-- Exercise description --
The expected output is each line in the data below that includes the string "arrow".

(Recorded data)
________________

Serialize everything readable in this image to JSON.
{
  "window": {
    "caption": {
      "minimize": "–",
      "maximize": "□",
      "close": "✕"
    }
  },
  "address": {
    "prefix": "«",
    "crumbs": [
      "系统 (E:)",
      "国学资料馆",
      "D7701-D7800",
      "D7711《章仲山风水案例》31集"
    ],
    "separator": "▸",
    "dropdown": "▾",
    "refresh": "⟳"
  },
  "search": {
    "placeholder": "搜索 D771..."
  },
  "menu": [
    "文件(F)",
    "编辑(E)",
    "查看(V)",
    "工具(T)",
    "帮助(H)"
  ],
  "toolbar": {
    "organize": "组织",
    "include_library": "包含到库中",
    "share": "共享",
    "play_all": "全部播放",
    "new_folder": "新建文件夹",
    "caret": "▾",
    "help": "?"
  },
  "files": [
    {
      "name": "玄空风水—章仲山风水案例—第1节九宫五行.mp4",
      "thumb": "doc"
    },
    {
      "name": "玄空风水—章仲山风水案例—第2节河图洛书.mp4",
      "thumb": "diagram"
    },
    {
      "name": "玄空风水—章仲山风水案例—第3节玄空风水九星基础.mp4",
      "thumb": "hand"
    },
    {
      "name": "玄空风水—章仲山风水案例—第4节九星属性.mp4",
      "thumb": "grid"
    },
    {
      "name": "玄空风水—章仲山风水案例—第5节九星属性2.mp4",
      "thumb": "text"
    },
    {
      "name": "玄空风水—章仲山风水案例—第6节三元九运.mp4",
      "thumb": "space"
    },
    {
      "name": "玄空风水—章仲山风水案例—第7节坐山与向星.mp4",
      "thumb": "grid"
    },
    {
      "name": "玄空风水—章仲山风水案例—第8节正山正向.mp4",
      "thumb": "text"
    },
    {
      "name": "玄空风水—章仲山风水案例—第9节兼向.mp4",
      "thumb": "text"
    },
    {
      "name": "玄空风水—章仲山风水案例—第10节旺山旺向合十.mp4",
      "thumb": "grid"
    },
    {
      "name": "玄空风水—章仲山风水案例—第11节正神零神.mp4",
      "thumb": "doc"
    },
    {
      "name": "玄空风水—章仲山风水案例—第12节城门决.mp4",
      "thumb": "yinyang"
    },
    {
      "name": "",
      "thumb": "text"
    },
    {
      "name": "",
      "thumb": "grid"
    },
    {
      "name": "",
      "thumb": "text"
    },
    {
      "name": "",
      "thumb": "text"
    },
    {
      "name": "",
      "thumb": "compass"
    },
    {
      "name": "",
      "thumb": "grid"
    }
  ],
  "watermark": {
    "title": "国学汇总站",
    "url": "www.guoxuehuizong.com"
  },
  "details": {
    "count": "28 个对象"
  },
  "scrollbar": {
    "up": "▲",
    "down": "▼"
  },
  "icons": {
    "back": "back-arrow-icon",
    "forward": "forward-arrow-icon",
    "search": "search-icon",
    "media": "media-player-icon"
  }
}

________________

-- Solution for this exercise --
    "back": "back-arrow-icon",
    "forward": "forward-arrow-icon",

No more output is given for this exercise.